Luna jumped from the branch. She rolled on the ground, straightening up like a ninja and patting herself clean with a satisfied smile. Then she started running toward our neighborhood. Fast.
“Where are you going?” I yelled as if she was going to answer.
I watched her back disappear into a dot. I was always sad to see her go.
This was all so stupid, anyway. I didn’t know anyone who could talk Vaughn into doing anything. Luna couldn’t even talk, period. Plus, I didn’t need her help. I’d walked away from him because if not, I knew he’d get what he wanted from me—a dirty fight. I wasn’t like him. Pissing off my parents wasn’t a lifetime goal.
Sometime later, Luna came back riding my bike. I stood up, shielding my eyes from the sinking sun. It always burned brighter when the ocean was about to swallow it.

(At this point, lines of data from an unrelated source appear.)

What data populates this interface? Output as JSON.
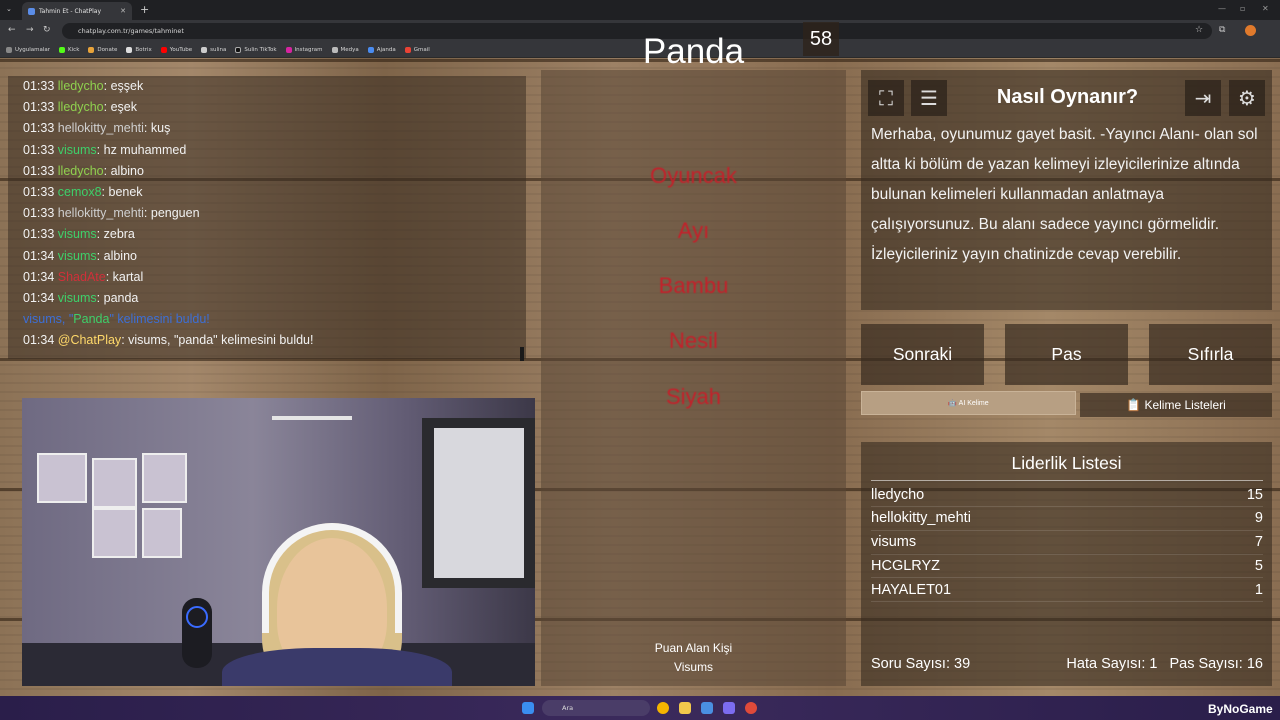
{
  "browser": {
    "tab_title": "Tahmin Et - ChatPlay",
    "url": "chatplay.com.tr/games/tahminet",
    "bookmarks": [
      "Uygulamalar",
      "Kick",
      "Donate",
      "Botrix",
      "YouTube",
      "sulina",
      "Sulin TikTok",
      "Instagram",
      "Medya",
      "Ajanda",
      "Gmail"
    ]
  },
  "chat": {
    "messages": [
      {
        "time": "01:33",
        "user": "lledycho",
        "user_color": "#8fd14f",
        "text": ": eşşek"
      },
      {
        "time": "01:33",
        "user": "lledycho",
        "user_color": "#8fd14f",
        "text": ": eşek"
      },
      {
        "time": "01:33",
        "user": "hellokitty_mehti",
        "user_color": "#cfcfcf",
        "text": ": kuş"
      },
      {
        "time": "01:33",
        "user": "visums",
        "user_color": "#3ed06a",
        "text": ": hz muhammed"
      },
      {
        "time": "01:33",
        "user": "lledycho",
        "user_color": "#8fd14f",
        "text": ": albino"
      },
      {
        "time": "01:33",
        "user": "cemox8",
        "user_color": "#3ed06a",
        "text": ": benek"
      },
      {
        "time": "01:33",
        "user": "hellokitty_mehti",
        "user_color": "#cfcfcf",
        "text": ": penguen"
      },
      {
        "time": "01:33",
        "user": "visums",
        "user_color": "#3ed06a",
        "text": ": zebra"
      },
      {
        "time": "01:34",
        "user": "visums",
        "user_color": "#3ed06a",
        "text": ": albino"
      },
      {
        "time": "01:34",
        "user": "ShadAte",
        "user_color": "#d0303a",
        "text": ": kartal"
      },
      {
        "time": "01:34",
        "user": "visums",
        "user_color": "#3ed06a",
        "text": ": panda"
      }
    ],
    "found_notice": {
      "prefix": "visums, \"",
      "word": "Panda",
      "suffix": "\" kelimesini buldu!"
    },
    "bot_line": {
      "time": "01:34",
      "user": "@ChatPlay",
      "text": ": visums, \"panda\" kelimesini buldu!"
    }
  },
  "game": {
    "timer": "58",
    "target_word": "Panda",
    "forbidden_words": [
      "Oyuncak",
      "Ayı",
      "Bambu",
      "Nesil",
      "Siyah"
    ],
    "scorer_label": "Puan Alan Kişi",
    "scorer_name": "Visums"
  },
  "howto": {
    "title": "Nasıl Oynanır?",
    "text": "Merhaba, oyunumuz gayet basit. -Yayıncı Alanı- olan sol altta ki bölüm de yazan kelimeyi izleyicilerinize altında bulunan kelimeleri kullanmadan anlatmaya çalışıyorsunuz. Bu alanı sadece yayıncı görmelidir. İzleyicileriniz yayın chatinizde cevap verebilir."
  },
  "controls": {
    "next": "Sonraki",
    "pass": "Pas",
    "reset": "Sıfırla",
    "ai_words": "🤖 AI Kelime",
    "word_lists": "📋 Kelime Listeleri"
  },
  "leaderboard": {
    "title": "Liderlik Listesi",
    "rows": [
      {
        "name": "lledycho",
        "score": "15"
      },
      {
        "name": "hellokitty_mehti",
        "score": "9"
      },
      {
        "name": "visums",
        "score": "7"
      },
      {
        "name": "HCGLRYZ",
        "score": "5"
      },
      {
        "name": "HAYALET01",
        "score": "1"
      }
    ]
  },
  "stats": {
    "questions": "Soru Sayısı: 39",
    "errors": "Hata Sayısı: 1",
    "passes": "Pas Sayısı: 16"
  },
  "taskbar": {
    "search_placeholder": "Ara",
    "watermark": "ByNoGame"
  }
}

She waved at me to come down.
I threw a pinecone at her shoulder in response. “Rexroth.”
What? her quirked eyebrow said. She could tell me a thousand things with her eyebrows alone, this girl. Sometimes I wanted to shave them off just to spite her.
“I always get even. Remember that, cool?”
Cool, her eye roll huffed.
“Now, come up.”
She motioned toward my bike, stomping her foot.
“Leave the stupid bike.”
We huddled inside the treehouse. Instead of thanking her, which I knew I should, I pulled out the pages I had printed earlier and arranged them on the wooden floor between us. Our foreheads stuck together with warm sweat as we both looked down. I was teaching her profanity in sign language—the stuff her father and therapist never would.
“Says here dick is a ‘d’ handshape tapping the nose,” I mimicked the picture on one of the pages, then flipped it on its back. “Oh, look. If you want to say fuck you, you can just give the person your middle finger and pout. Convenient.”